Cross training is a $300mm category. Running is $5bn. Nike owns this category with 65% share, and the next largest brand (Asics) at 15%. Past that, there are several more brands that bring up the rear in the 2-6% range. UA is not even on the map. The consumer genuinely wants this brand to succeed. Don’t underestimate that. Every point of share is 3-4% top line growth to UA (not including running apparel). I still don’t see why this company cannot have 3-5% of the US footwear industry over 3 years, which alone grows UA by 2/3.

As for comparisons to last year’s launch, check out the exhibits below. Cross training was backed up by a $5mm superbowl campaign and was geared toward crushing the category in year 1. Running is a slower build. UA will not overship or overpromote this initiative and risk long-term success. Of that I am certain.
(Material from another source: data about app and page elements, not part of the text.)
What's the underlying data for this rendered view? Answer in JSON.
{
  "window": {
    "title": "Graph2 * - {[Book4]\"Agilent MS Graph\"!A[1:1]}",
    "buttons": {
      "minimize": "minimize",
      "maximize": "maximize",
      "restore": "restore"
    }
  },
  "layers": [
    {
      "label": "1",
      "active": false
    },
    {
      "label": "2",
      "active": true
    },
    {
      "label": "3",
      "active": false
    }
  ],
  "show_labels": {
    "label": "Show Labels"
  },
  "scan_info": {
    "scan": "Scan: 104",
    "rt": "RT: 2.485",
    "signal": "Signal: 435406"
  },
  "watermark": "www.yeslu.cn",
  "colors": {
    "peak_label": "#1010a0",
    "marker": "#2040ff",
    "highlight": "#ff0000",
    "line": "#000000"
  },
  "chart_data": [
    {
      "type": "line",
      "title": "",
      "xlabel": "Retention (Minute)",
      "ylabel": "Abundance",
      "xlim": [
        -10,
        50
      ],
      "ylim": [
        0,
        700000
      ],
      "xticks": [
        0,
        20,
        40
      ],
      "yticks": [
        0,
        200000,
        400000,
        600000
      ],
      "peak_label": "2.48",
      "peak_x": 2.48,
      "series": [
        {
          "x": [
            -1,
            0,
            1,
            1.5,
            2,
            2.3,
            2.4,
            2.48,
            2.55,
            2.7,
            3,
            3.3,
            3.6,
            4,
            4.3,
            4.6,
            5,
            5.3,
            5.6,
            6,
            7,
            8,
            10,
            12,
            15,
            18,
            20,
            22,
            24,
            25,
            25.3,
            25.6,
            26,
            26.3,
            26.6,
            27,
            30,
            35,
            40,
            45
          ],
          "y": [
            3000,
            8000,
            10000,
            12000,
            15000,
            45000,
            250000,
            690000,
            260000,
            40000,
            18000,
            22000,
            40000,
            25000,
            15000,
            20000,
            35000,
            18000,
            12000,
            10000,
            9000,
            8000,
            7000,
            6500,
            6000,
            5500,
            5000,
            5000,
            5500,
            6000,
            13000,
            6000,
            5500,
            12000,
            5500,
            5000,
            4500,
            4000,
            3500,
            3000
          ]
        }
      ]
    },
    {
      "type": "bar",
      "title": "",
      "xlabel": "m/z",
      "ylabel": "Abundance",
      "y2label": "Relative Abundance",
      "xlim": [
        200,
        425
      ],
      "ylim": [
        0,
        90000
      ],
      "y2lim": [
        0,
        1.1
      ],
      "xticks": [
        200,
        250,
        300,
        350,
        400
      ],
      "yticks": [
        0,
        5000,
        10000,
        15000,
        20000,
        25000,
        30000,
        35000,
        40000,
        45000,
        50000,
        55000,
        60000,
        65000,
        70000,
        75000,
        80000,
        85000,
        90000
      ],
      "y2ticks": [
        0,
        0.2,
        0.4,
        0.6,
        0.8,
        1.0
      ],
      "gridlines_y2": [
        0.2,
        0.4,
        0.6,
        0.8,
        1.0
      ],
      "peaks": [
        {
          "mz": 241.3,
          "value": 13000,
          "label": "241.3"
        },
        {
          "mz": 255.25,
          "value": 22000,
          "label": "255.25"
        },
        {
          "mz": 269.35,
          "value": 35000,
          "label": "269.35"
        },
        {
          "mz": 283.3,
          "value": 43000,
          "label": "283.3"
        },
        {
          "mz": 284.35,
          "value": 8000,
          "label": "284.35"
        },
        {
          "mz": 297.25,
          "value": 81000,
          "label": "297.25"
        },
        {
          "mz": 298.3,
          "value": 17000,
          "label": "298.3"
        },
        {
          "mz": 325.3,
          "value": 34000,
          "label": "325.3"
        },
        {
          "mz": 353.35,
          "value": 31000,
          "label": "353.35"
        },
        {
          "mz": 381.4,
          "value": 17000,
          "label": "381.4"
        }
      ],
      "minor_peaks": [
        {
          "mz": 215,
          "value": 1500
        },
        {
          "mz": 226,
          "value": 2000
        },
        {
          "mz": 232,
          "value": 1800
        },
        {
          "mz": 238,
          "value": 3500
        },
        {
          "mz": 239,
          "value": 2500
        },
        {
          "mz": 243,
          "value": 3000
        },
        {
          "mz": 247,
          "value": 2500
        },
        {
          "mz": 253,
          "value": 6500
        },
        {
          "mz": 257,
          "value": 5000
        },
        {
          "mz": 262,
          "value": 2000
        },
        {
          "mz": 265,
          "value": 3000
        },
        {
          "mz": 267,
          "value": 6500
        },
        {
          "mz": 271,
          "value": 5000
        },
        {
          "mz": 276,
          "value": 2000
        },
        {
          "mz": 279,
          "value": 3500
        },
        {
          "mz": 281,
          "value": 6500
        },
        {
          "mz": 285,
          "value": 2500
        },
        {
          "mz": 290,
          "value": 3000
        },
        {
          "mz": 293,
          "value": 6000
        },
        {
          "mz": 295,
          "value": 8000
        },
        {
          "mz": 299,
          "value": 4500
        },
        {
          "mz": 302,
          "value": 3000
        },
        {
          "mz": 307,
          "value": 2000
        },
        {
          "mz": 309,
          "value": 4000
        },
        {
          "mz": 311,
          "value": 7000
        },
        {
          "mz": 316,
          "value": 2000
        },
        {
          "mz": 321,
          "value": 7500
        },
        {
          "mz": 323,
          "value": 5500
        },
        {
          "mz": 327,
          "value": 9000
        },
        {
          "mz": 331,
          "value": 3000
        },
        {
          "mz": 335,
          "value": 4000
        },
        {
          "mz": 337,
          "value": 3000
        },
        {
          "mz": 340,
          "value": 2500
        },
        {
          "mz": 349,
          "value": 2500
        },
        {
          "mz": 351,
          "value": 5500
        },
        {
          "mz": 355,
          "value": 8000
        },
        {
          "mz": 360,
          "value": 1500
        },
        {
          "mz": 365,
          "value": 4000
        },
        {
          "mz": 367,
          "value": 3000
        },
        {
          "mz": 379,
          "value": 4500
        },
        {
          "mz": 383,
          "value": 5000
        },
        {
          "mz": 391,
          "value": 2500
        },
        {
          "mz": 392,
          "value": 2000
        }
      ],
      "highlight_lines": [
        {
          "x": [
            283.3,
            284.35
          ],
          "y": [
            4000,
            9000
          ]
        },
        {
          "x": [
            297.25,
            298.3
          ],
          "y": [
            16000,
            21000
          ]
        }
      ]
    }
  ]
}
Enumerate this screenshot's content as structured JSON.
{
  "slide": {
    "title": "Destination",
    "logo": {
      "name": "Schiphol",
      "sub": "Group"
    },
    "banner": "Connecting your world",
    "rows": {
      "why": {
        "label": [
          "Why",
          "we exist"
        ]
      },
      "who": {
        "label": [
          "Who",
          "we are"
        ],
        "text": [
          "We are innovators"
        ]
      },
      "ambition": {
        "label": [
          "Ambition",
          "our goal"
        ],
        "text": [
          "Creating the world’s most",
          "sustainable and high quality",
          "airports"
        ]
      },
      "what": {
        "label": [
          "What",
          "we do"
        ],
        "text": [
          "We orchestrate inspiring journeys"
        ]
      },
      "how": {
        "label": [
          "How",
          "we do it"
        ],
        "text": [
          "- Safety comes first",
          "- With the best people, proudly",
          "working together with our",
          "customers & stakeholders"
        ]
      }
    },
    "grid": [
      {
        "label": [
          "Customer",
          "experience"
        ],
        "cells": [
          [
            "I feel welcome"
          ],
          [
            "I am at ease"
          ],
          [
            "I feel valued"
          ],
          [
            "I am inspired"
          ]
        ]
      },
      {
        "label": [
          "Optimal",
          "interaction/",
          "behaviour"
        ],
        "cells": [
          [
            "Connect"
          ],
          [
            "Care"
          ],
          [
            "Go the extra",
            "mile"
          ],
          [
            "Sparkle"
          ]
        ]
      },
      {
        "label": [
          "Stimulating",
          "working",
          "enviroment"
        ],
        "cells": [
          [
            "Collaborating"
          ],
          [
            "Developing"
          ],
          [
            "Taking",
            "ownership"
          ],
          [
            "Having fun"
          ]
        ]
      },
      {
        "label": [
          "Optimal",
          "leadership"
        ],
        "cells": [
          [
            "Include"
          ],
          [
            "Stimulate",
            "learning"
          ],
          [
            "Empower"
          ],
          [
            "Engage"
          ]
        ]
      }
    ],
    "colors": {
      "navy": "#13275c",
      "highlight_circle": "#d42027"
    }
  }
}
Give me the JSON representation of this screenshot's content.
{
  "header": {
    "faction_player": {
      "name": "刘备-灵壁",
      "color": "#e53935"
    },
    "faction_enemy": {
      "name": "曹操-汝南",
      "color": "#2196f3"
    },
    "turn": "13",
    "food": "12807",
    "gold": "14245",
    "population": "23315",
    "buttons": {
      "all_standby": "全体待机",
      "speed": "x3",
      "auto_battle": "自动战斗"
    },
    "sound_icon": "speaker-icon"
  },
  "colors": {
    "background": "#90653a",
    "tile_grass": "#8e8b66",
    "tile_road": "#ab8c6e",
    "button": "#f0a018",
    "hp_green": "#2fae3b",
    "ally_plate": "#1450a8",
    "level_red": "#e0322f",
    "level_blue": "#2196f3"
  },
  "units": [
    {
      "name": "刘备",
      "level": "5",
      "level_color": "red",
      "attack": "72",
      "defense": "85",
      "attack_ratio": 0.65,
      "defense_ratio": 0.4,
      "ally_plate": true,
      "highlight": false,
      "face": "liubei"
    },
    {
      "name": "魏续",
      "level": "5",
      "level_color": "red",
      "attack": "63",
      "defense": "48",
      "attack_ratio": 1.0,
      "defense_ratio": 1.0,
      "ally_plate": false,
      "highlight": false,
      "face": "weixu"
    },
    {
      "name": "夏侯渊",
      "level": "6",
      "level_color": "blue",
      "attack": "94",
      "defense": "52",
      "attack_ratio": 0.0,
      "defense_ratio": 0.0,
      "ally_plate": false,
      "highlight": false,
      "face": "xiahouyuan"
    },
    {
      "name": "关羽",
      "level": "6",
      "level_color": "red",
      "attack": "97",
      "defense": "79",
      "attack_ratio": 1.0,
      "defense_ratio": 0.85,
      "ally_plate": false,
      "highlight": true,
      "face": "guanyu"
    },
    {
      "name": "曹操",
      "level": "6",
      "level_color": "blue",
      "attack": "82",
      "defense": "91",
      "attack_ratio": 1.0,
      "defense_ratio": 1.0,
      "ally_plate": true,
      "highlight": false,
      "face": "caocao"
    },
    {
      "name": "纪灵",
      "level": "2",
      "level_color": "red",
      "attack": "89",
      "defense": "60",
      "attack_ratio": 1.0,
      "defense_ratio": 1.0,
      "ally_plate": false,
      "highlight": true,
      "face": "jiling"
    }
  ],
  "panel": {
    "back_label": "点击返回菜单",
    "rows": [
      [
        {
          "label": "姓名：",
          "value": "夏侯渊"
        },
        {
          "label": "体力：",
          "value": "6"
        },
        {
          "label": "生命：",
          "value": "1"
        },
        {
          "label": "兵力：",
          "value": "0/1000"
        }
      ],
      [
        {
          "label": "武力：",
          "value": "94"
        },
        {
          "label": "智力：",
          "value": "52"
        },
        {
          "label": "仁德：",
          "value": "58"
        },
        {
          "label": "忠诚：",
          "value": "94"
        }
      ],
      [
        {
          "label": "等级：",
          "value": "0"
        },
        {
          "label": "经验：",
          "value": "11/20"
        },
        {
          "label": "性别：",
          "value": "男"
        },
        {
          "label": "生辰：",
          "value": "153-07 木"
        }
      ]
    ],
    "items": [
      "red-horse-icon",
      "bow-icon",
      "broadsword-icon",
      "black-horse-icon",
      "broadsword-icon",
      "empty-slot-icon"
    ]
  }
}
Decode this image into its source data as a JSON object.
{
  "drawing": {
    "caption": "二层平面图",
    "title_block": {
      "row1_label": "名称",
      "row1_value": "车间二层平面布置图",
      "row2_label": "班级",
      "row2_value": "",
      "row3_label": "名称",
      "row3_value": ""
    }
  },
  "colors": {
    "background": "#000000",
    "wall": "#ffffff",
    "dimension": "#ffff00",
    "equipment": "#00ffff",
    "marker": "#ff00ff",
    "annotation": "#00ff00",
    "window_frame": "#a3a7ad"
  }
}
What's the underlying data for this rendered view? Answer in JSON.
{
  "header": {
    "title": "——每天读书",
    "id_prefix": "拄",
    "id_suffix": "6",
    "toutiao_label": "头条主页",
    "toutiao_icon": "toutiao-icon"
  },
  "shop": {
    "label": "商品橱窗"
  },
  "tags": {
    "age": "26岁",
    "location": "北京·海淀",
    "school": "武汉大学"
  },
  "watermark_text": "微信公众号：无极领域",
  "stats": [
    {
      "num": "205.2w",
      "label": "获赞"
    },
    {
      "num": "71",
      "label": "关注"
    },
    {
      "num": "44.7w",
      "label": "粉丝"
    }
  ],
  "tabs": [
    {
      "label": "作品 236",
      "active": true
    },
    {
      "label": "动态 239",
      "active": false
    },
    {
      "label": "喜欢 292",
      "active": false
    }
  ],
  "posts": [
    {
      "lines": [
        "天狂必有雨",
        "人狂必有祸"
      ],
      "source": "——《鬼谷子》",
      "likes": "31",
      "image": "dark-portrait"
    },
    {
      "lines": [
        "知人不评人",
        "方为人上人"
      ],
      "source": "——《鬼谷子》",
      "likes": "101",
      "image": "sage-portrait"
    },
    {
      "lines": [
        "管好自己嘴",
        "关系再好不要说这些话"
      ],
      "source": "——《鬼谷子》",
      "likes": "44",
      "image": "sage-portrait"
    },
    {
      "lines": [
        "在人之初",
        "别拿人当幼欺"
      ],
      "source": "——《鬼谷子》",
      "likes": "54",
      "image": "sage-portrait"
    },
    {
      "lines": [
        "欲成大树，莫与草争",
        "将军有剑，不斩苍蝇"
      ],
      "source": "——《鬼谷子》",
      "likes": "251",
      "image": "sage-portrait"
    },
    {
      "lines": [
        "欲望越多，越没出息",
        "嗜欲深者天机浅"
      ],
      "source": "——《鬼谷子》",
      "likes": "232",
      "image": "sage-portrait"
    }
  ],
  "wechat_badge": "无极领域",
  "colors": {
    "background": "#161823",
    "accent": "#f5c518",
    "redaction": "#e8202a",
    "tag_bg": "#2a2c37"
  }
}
People also ask me how I can get comfortable with this name at 20x earnings. I’m not even going to point to historical multiples – bc that argument never ends well and would be ridiculous on my part. But I will say that it has traded more on revenue and cash flow than anything else, and both of those will reaccelerate in 2009. 7x EBITDA for a 20% EBITDA grower? I’ll take that…

Zach Brown
Research Edge